Suppose you’re only looking for sshd processes that contribute to high CPU usage. You can define a filter expression by a specific PID or process name.
Run the below
sysdig command to show only the
sshd process that uses a lot of CPU.
sudo sysdig proc.name=sshd
As shown below, you will get a filtered output without getting any other process information.
From the output, you can get more information about the sshd process, like why the sshd process uses more CPU or memory, and so on.
Creating an Event Log File to Monitor your System
One of the great features that Sysdig offers are event log files, which allow you to collect all information about what your application or the system does for later analysis. The event log files provide the same information as the command-line outputs in the previous examples but are saved to a file on disk.
1. Run the below command create a file (
ata.scap in your home directory, where Syslog will store all
The .scap file extension allows saving data streams in the form of human-readable text.
sudo sysdig -w ata.scap
2. Next, run the
ls -la command below to list all files in the working directory.
You’ll notice a new file named ata.scap in your home directory, as shown below.
3. Finally, run the below command for Sysdig to read (
-r) the Sysdig event log file (
ata.scap) and print your system’s behavior when you SSH into your server.
sudo sysdig -r ata.scap
In this article, you learned how to install Sysdig on Ubuntu 20.04 and use csysdig to collect your system, applications, and security information. You also touched on creating an event log file that allows you to record your system’s behavior.

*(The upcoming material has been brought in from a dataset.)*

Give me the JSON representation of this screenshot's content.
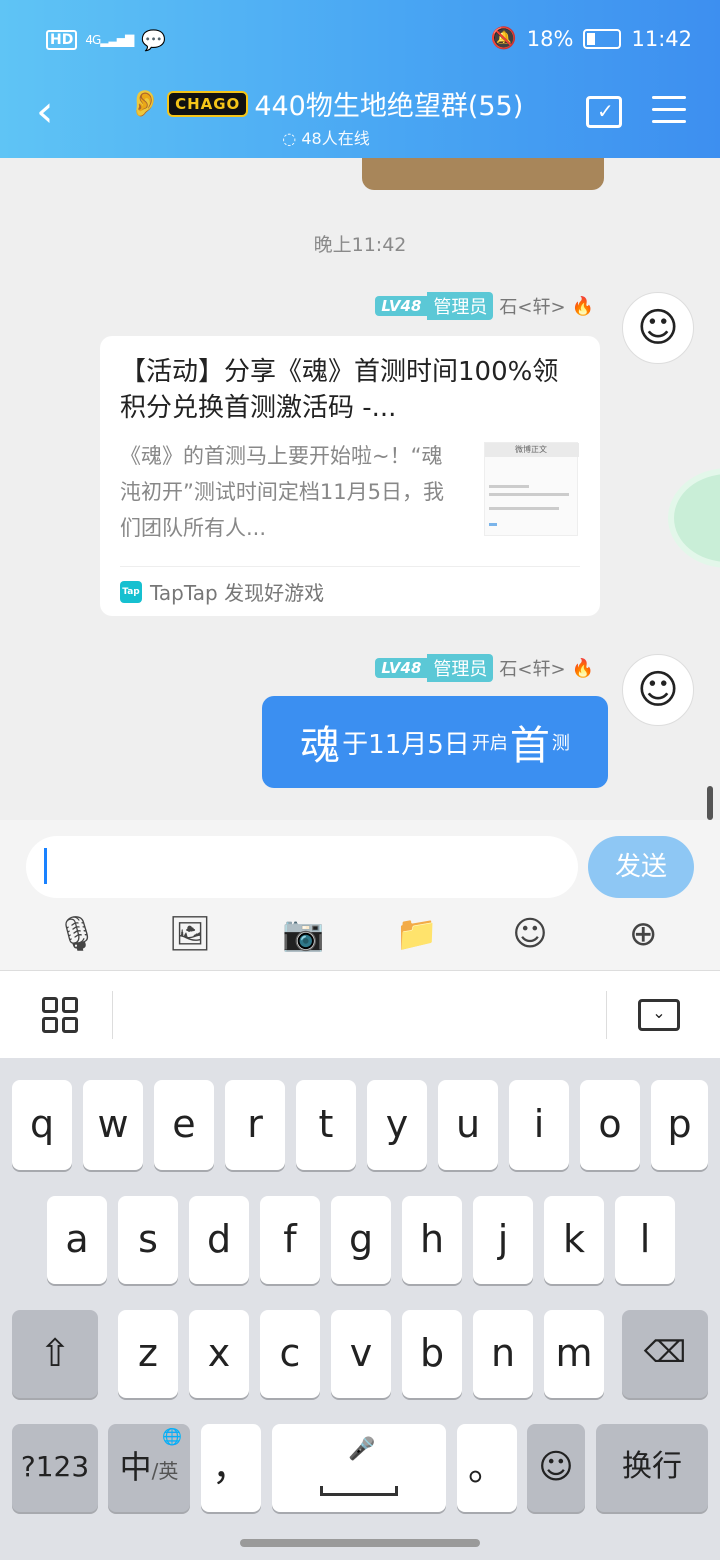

At this point, you’ve realized that having Sysdig installed in your system provides you with powerful tools. And these tools help you gain more insights into how your system, applications, and infrastructure work.
Now, with this newfound knowledge, why not learn to decode your HTTP traffic with Sysdig? Or how to track down application bottlenecks with Sysdig tracers?